[Source information Boundary: Start]

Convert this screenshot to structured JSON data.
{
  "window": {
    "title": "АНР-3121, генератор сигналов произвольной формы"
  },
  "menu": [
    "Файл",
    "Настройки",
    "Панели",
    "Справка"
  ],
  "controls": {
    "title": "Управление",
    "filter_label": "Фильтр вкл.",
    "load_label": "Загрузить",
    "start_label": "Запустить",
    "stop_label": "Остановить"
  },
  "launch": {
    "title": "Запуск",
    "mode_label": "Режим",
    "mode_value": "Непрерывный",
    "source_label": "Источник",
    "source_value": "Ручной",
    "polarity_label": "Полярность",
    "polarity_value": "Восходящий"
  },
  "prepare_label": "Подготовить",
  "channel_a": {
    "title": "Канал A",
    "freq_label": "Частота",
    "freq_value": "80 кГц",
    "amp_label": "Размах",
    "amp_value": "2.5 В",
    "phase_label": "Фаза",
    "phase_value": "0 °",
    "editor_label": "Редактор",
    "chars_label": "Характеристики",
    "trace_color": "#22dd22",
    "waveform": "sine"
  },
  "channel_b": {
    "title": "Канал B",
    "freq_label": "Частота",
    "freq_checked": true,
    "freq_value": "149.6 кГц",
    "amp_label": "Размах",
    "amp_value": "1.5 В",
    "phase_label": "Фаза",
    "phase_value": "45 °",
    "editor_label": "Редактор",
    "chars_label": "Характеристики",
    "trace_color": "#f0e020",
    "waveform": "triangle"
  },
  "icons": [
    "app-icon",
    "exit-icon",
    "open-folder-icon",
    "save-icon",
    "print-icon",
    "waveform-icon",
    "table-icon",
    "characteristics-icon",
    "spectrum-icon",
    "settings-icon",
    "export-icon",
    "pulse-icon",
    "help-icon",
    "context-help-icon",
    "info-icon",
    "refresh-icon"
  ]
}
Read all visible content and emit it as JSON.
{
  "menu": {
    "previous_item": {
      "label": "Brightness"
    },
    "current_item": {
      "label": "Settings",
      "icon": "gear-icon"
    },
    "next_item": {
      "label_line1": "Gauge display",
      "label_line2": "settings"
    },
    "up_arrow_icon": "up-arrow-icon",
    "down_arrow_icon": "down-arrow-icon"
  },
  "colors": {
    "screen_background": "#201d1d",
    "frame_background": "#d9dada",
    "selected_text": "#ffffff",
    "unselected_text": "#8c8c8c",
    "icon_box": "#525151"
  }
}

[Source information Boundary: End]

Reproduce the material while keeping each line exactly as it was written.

Convert this screenshot to structured JSON data.
{
  "window": {
    "title": "АНР-3121, генератор сигналов произвольной формы"
  },
  "menu": [
    "Файл",
    "Настройки",
    "Панели",
    "Справка"
  ],
  "controls": {
    "title": "Управление",
    "filter_label": "Фильтр вкл.",
    "load_label": "Загрузить",
    "start_label": "Запустить",
    "stop_label": "Остановить"
  },
  "launch": {
    "title": "Запуск",
    "mode_label": "Режим",
    "mode_value": "Непрерывный",
    "source_label": "Источник",
    "source_value": "Ручной",
    "polarity_label": "Полярность",
    "polarity_value": "Восходящий"
  },
  "prepare_label": "Подготовить",
  "channel_a": {
    "title": "Канал A",
    "freq_label": "Частота",
    "freq_value": "80 кГц",
    "amp_label": "Размах",
    "amp_value": "2.5 В",
    "phase_label": "Фаза",
    "phase_value": "0 °",
    "editor_label": "Редактор",
    "chars_label": "Характеристики",
    "trace_color": "#22dd22",
    "waveform": "sine"
  },
  "channel_b": {
    "title": "Канал B",
    "freq_label": "Частота",
    "freq_checked": true,
    "freq_value": "149.6 кГц",
    "amp_label": "Размах",
    "amp_value": "1.5 В",
    "phase_label": "Фаза",
    "phase_value": "45 °",
    "editor_label": "Редактор",
    "chars_label": "Характеристики",
    "trace_color": "#f0e020",
    "waveform": "triangle"
  },
  "icons": [
    "app-icon",
    "exit-icon",
    "open-folder-icon",
    "save-icon",
    "print-icon",
    "waveform-icon",
    "table-icon",
    "characteristics-icon",
    "spectrum-icon",
    "settings-icon",
    "export-icon",
    "pulse-icon",
    "help-icon",
    "context-help-icon",
    "info-icon",
    "refresh-icon"
  ]
}
Read all visible content and emit it as JSON.
{
  "menu": {
    "previous_item": {
      "label": "Brightness"
    },
    "current_item": {
      "label": "Settings",
      "icon": "gear-icon"
    },
    "next_item": {
      "label_line1": "Gauge display",
      "label_line2": "settings"
    },
    "up_arrow_icon": "up-arrow-icon",
    "down_arrow_icon": "down-arrow-icon"
  },
  "colors": {
    "screen_background": "#201d1d",
    "frame_background": "#d9dada",
    "selected_text": "#ffffff",
    "unselected_text": "#8c8c8c",
    "icon_box": "#525151"
  }
}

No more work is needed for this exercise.